Not only is OraVerse quite effective but it’s quite safe as well. There are no known drug interactions with OraVerse. Best of all, administering OraVerse is painless because the injection is given while you are still numb! Adverse reactions to OraVerse are quite uncommon but those reported were centered on cardiovascular events. In my opinion, patients with significant cardiovascular histories or concern should carefully weigh the risk/benefits of using a reversal agent. OraVerse is not recommended for use in children less than 6 years of age or weighing less than 33lbs.â· Additionally, OraVerse has not been studies in pregnant or nursing women. I do not recommend using OraVerse on these patient groups and as a friendly reminder, ALWAYS inform your dental professional if you are, or think you may be pregnant.
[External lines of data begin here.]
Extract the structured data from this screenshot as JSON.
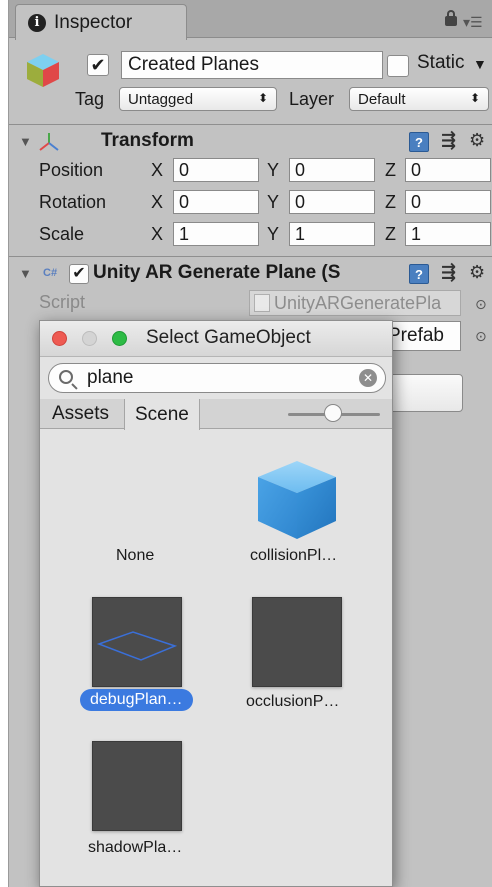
{
  "inspector_tab": {
    "title": "Inspector"
  },
  "header": {
    "object_name": "Created Planes",
    "active_checked": "✔",
    "static_label": "Static",
    "tag_label": "Tag",
    "tag_value": "Untagged",
    "layer_label": "Layer",
    "layer_value": "Default"
  },
  "transform": {
    "title": "Transform",
    "rows": [
      {
        "label": "Position",
        "x": "0",
        "y": "0",
        "z": "0"
      },
      {
        "label": "Rotation",
        "x": "0",
        "y": "0",
        "z": "0"
      },
      {
        "label": "Scale",
        "x": "1",
        "y": "1",
        "z": "1"
      }
    ],
    "axis_x": "X",
    "axis_y": "Y",
    "axis_z": "Z"
  },
  "ar_component": {
    "title": "Unity AR Generate Plane (S",
    "script_label": "Script",
    "script_value": "UnityARGeneratePla",
    "prefab_value": "Prefab",
    "cs_badge": "C#",
    "enabled_check": "✔"
  },
  "picker": {
    "title": "Select GameObject",
    "search_value": "plane",
    "tabs": [
      "Assets",
      "Scene"
    ],
    "active_tab": "Scene",
    "slider_level": 0.4,
    "items": [
      {
        "label": "None",
        "selected": false
      },
      {
        "label": "collisionPl…",
        "selected": false
      },
      {
        "label": "debugPlan…",
        "selected": true
      },
      {
        "label": "occlusionP…",
        "selected": false
      },
      {
        "label": "shadowPla…",
        "selected": false
      }
    ]
  },
  "colors": {
    "selection": "#3b7ae0",
    "cube_blue": "#4aa3e6",
    "close_light": "#ee5a52",
    "max_light": "#2dbb45"
  }
}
OraVerse is a fantastic treatment option that I am proud to offer my patients. This elective procedure offers patients an opportunity to rapidly reverse the effect of dental anesthetic and minimize the myriad nuisances associated. I’m very proud that at the time of publication, the OraVerse website lists only one other dentist offering this fantastic product in surrounding towns. Whether you have a big event planned at work, something important to do in your personal life, or simply just don’ t like waiting hours and hours for the numbness to go away after your dental work is completed, OraVerse may be a great option for you so please feel free to ask me about it!
If you would like to speak about OraVerse, anesthetic, or any other dental topic, please feel free to call the office and schedule a complimentary appointment with me. Email and Twitter are also available options. I am extremely passionate about modern dentistry and love discussing it with patients, so don’t hesitate to contact me.
Eric G. Jackson, DDS, MAGD, FICOI, FICD, FADI
â± Spiller, Martin S. "The Dental Local Anesthetics." http://doctorspiller.com/Local_Anesthetics/local_anesthetics.htm
â±â± Spiller, Martin S. "The Dental Local Anesthetics." http://doctorspiller.com/Local_Anesthetics/local_anesthetics.htm
â±â±â± Spiller, Martin S. "The Dental Local Anesthetics." http://doctorspiller.com/Local_Anesthetics/local_anesthetics.htm
â´ Spiller, Martin S. The â´Dental Local Anesthetics." http://doctorspiller.com/Local_Anesthetics/local_anesthetics.htm
âµ Septodont. 2011. "OraVerse Highlights of Prescribing information"
â¶ Septodont. 2011. "OraVerse Highlights of Prescribing information"
â· Oraverse.com "Frequently Asked Questions." http://oraverse.com/patients/faq/index.html